Programme Specification: Part III Systems Biology

The Schools to be involved in delivering the taught parts of the Course include: Biological Sciences (Departments of Biochemistry, Genetics, Pathology, Plant Sciences and the Sainsbury Laboratory); Physical Sciences (DAMTP); Technology (Department of Engineering). Additional material will be contributed by external Institutes which may include: the European Bioinformatics Institute (EBI); MRC Laboratory for Molecular Biology (LMB); CR-UK Cambridge Research Institute (CRI); Microsoft Research.

Aims

  1. To acquaint students with backgrounds in the biological, physical, mathematical or computational sciences with the concepts and techniques of each others' disciplines that are relevant to an integrated approach to the study of living systems.
  2. To equip students with the skills to generate comprehensive biological data sets, analyse them using appropriate statistical techniques, and use such data to generate mathematical or computational models of biological systems with predictive and explanatory power.

Learning outcomes

At the end of the course a student should be able to:

  1. demonstrate advanced knowledge and understanding of the biological, computational, engineering, mathematical, and physical sciences relevant to the integrative study of living systems;
  2. demonstrate knowledge of the objectives, methods, and efficacy of their design project by presenting a computer simulation of the implementation of their design to their peers and academic staff;
  3. demonstrate knowledge of the objectives, methods, results, and conclusions of their research project by means of interim and final presentations to their peers and academic staff;
  4. demonstrate knowledge of the written presentation of research through the production of a report on their research project;
  5. analyse critically research literature and contemporary topics in systems and synthetic biology, and present such analyses in written and oral formats;
  6. adopt a model-building approach to the analysis of large-scale experimental data;
  7. explain the importance and impact of topics in systems and synthetic biology to both non-specialists in the natural sciences and engineering and to the lay public;
  8. demonstrate cutting-edge computational and experimental techniques relevant to systems biology.

Teaching and learning methods

These include an Introductory and three specialist taught modules. Each module will comprise both formal lectures and computer-based examples and practical classes. One of the specialist modules will include a design project. Weekly discussion groups will alternate between Journal Club presentations by students and seminars from external speakers. A 12-week research project will be run in the Michaelmas and Lent terms.

Assessment

Course performance is assessed on the basis of:

  • three written papers; one paper of three and one quarter hours, one paper of three hours and one paper of two hours (for aims 1-2 and learning outcomes 1,5, 6, 7);
  • a computer based practical examination of three hours;
  • a practical report of a design project (for aims 1-2 and learning outcomes 2, 6, 8);
  • a report of a research project of not more than 6,000 words, excluding footnotes and bibliography (for aims 1-2 and learning outcomes 3-6, 8)

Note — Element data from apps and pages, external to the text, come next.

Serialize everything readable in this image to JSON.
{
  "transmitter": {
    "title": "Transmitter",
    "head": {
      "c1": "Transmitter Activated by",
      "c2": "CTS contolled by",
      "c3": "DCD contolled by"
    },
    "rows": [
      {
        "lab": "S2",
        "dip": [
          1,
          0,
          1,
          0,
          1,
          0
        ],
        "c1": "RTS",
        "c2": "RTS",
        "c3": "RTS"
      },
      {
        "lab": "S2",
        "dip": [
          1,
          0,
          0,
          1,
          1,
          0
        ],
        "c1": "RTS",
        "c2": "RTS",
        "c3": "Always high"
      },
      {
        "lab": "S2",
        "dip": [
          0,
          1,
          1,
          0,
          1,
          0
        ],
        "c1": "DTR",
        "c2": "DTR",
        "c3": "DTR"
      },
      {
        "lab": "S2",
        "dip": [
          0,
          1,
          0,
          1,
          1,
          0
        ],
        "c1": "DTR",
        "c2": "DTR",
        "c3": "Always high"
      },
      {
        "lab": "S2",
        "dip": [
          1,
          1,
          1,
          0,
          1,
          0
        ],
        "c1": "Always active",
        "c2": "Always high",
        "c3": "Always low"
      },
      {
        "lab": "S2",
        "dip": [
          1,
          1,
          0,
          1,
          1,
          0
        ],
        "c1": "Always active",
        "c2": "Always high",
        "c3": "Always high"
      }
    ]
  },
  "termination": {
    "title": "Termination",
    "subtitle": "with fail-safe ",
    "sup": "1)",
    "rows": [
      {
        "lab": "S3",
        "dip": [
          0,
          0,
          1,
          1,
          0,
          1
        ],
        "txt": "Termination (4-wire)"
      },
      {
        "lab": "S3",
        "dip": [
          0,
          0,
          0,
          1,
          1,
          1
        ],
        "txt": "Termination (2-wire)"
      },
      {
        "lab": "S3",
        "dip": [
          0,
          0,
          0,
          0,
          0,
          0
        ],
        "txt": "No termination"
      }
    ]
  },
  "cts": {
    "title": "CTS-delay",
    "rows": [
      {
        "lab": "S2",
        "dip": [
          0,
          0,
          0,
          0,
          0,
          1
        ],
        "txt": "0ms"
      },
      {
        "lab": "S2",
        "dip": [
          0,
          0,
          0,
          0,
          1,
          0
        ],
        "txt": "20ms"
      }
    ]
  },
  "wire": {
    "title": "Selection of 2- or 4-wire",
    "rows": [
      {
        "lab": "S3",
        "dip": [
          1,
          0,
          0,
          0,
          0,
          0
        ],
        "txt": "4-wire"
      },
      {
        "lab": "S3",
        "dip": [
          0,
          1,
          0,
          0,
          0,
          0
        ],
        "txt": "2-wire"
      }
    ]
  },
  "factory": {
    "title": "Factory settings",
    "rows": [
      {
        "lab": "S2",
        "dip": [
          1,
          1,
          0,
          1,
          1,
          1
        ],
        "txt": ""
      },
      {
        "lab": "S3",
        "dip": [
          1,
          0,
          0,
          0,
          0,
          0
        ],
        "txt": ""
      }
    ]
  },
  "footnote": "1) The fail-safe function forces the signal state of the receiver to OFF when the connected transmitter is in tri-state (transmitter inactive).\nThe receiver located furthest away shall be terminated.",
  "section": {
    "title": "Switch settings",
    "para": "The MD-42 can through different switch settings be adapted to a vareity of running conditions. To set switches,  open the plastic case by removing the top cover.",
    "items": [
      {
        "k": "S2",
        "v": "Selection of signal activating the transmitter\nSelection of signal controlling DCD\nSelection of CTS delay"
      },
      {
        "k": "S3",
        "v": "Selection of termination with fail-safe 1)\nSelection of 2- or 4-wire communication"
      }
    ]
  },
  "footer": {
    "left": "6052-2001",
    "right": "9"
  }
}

Courses of Preparation

For details of entry criteria, please see The Fourth Year - Part III.

Additional Information

Further information on each subject is available in the Subject summary and on the Course Websites pages.